> [WORK TO BE COMPLETED]: Copy each line of the entries that includes the word "source".

> [INFORMATION PROVIDED]:
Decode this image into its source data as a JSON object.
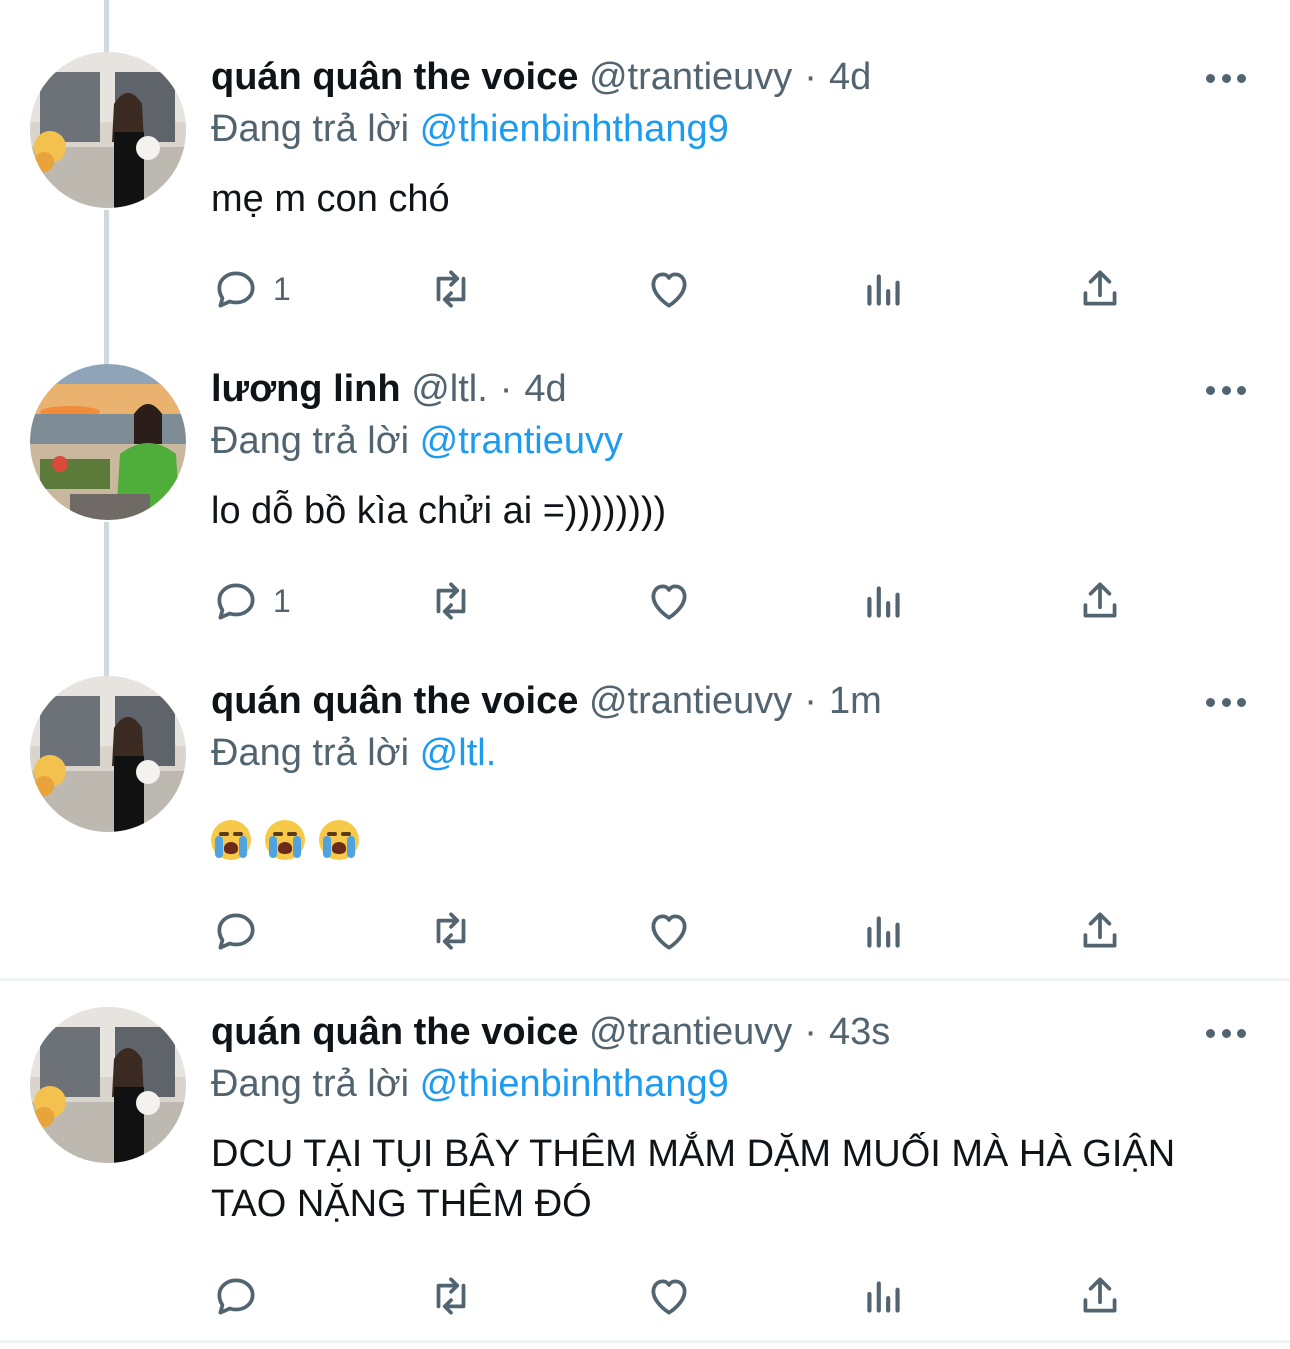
{
  "tweets": [
    {
      "name": "quán quân the voice",
      "handle": "@trantieuvy",
      "time": "4d",
      "replying_label": "Đang trả lời",
      "replying_to": "@thienbinhthang9",
      "text": "mẹ m con chó",
      "reply_count": "1",
      "avatar": "woman-holding-dog-avatar"
    },
    {
      "name": "lương linh",
      "handle": "@ltl.",
      "time": "4d",
      "replying_label": "Đang trả lời",
      "replying_to": "@trantieuvy",
      "text": "lo dỗ bồ kìa chửi ai =))))))))",
      "reply_count": "1",
      "avatar": "woman-green-jacket-sunset-avatar"
    },
    {
      "name": "quán quân the voice",
      "handle": "@trantieuvy",
      "time": "1m",
      "replying_label": "Đang trả lời",
      "replying_to": "@ltl.",
      "text": "",
      "emojis": [
        "loudly-crying-face",
        "loudly-crying-face",
        "loudly-crying-face"
      ],
      "reply_count": "",
      "avatar": "woman-holding-dog-avatar"
    },
    {
      "name": "quán quân the voice",
      "handle": "@trantieuvy",
      "time": "43s",
      "replying_label": "Đang trả lời",
      "replying_to": "@thienbinhthang9",
      "text": "DCU TẠI TỤI BÂY THÊM MẮM DẶM MUỐI MÀ HÀ GIẬN TAO NẶNG THÊM ĐÓ",
      "reply_count": "",
      "avatar": "woman-holding-dog-avatar"
    }
  ],
  "icons": {
    "reply": "reply-bubble-icon",
    "retweet": "retweet-icon",
    "like": "heart-icon",
    "stats": "view-stats-icon",
    "share": "share-icon",
    "more": "more-options-icon"
  },
  "colors": {
    "text": "#0f1419",
    "secondary": "#536471",
    "mention": "#1d9bf0",
    "thread_line": "#cfd9de",
    "divider": "#eff3f4"
  }
}
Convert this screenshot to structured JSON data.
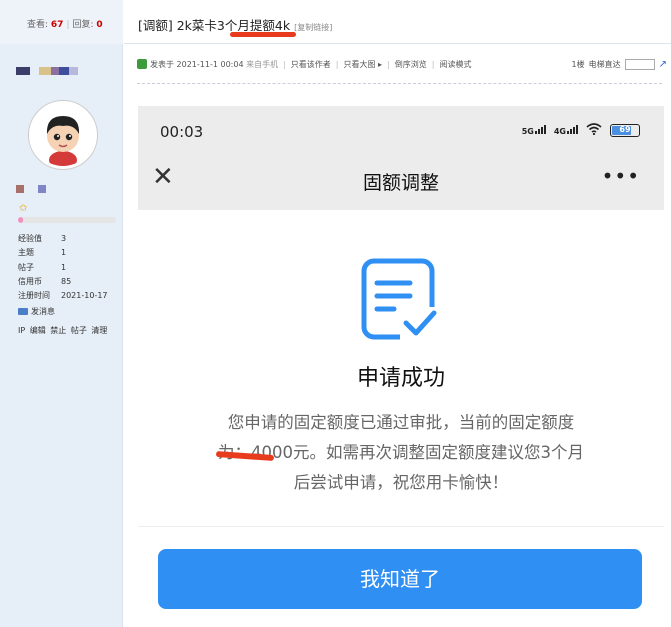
{
  "forum": {
    "stats": {
      "views_label": "查看:",
      "views": "67",
      "replies_label": "回复:",
      "replies": "0"
    },
    "thread": {
      "title": "[调额] 2k菜卡3个月提额4k",
      "copy_link": "[复制链接]"
    },
    "user": {
      "info": [
        {
          "k": "经验值",
          "v": "3"
        },
        {
          "k": "主题",
          "v": "1"
        },
        {
          "k": "帖子",
          "v": "1"
        },
        {
          "k": "信用币",
          "v": "85"
        },
        {
          "k": "注册时间",
          "v": "2021-10-17"
        }
      ],
      "send_message": "发消息",
      "admin_links": [
        "IP",
        "编辑",
        "禁止",
        "帖子",
        "清理"
      ],
      "level_progress": 0.05
    },
    "post_meta": {
      "posted": "发表于 2021-11-1 00:04",
      "source": "来自手机",
      "only_author": "只看该作者",
      "big_image": "只看大图",
      "reverse": "倒序浏览",
      "read_mode": "阅读模式",
      "floor": "1楼",
      "jump_label": "电梯直达"
    },
    "colors": {
      "accent": "#2f8ff3",
      "highlight": "#e83a1c",
      "sidebar": "#e6eef7"
    }
  },
  "phone": {
    "status": {
      "time": "00:03",
      "net1": "5G",
      "net2": "4G",
      "battery": "69"
    },
    "nav": {
      "title": "固额调整",
      "close_icon": "close-icon",
      "more_icon": "more-icon"
    },
    "result": {
      "heading": "申请成功",
      "line1": "您申请的固定额度已通过审批，当前的固定额度",
      "line2": "为：4000元。如需再次调整固定额度建议您3个月",
      "line3": "后尝试申请，祝您用卡愉快！"
    },
    "button": "我知道了"
  }
}
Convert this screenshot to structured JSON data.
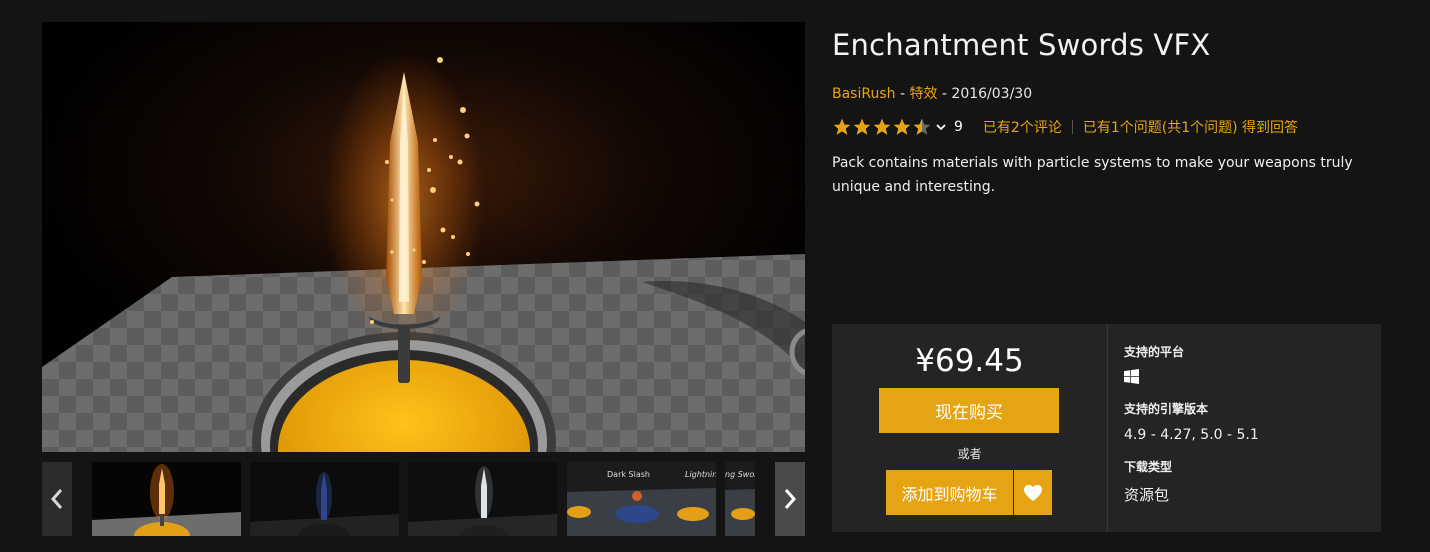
{
  "product": {
    "title": "Enchantment Swords VFX",
    "seller": "BasiRush",
    "separator1": " - ",
    "category": "特效",
    "separator2": " - ",
    "date": "2016/03/30",
    "rating": 4.5,
    "rating_count": "9",
    "reviews_link": "已有2个评论",
    "questions_link": "已有1个问题(共1个问题) 得到回答",
    "description": "Pack contains materials with particle systems to make your weapons truly unique and interesting."
  },
  "gallery": {
    "thumbnails": [
      {
        "name": "thumbnail-1-sword-fire",
        "selected": true
      },
      {
        "name": "thumbnail-2-dark-sword"
      },
      {
        "name": "thumbnail-3-light-sword"
      },
      {
        "name": "thumbnail-4-overview",
        "labels": [
          "Dark Slash",
          "Lightnin"
        ]
      },
      {
        "name": "thumbnail-5-overview",
        "labels": [
          "ng Swor"
        ]
      }
    ],
    "prev_icon": "chevron-left-icon",
    "next_icon": "chevron-right-icon"
  },
  "purchase": {
    "price": "¥69.45",
    "buy_now": "现在购买",
    "or": "或者",
    "add_to_cart": "添加到购物车",
    "wishlist_icon": "heart-icon"
  },
  "specs": {
    "platforms_heading": "支持的平台",
    "platform_icon": "windows-icon",
    "engine_heading": "支持的引擎版本",
    "engine_versions": "4.9 - 4.27, 5.0 - 5.1",
    "download_type_heading": "下载类型",
    "download_type": "资源包"
  },
  "colors": {
    "accent": "#e5a413",
    "link": "#e8a411",
    "background": "#141414",
    "panel": "#242424"
  }
}
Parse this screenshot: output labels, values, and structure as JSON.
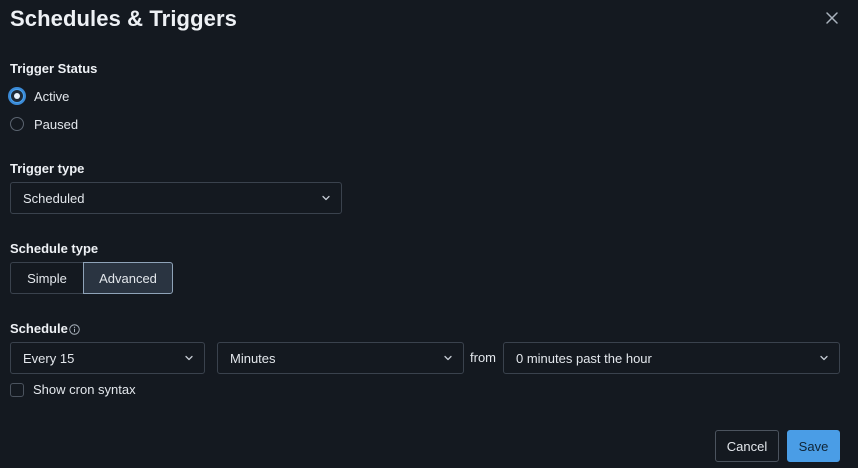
{
  "dialog": {
    "title": "Schedules & Triggers"
  },
  "trigger_status": {
    "label": "Trigger Status",
    "options": [
      {
        "label": "Active",
        "selected": true
      },
      {
        "label": "Paused",
        "selected": false
      }
    ]
  },
  "trigger_type": {
    "label": "Trigger type",
    "value": "Scheduled"
  },
  "schedule_type": {
    "label": "Schedule type",
    "options": [
      {
        "label": "Simple",
        "selected": false
      },
      {
        "label": "Advanced",
        "selected": true
      }
    ]
  },
  "schedule": {
    "label": "Schedule",
    "interval": "Every 15",
    "unit": "Minutes",
    "from_label": "from",
    "offset": "0 minutes past the hour",
    "show_cron_label": "Show cron syntax",
    "show_cron_checked": false
  },
  "footer": {
    "cancel_label": "Cancel",
    "save_label": "Save"
  },
  "colors": {
    "background": "#141920",
    "accent": "#4a9de6",
    "border": "#3a424d"
  }
}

> [EXERCISE RESULT]:
Decode this image into its source data as a JSON object.
      "source": "来自手机",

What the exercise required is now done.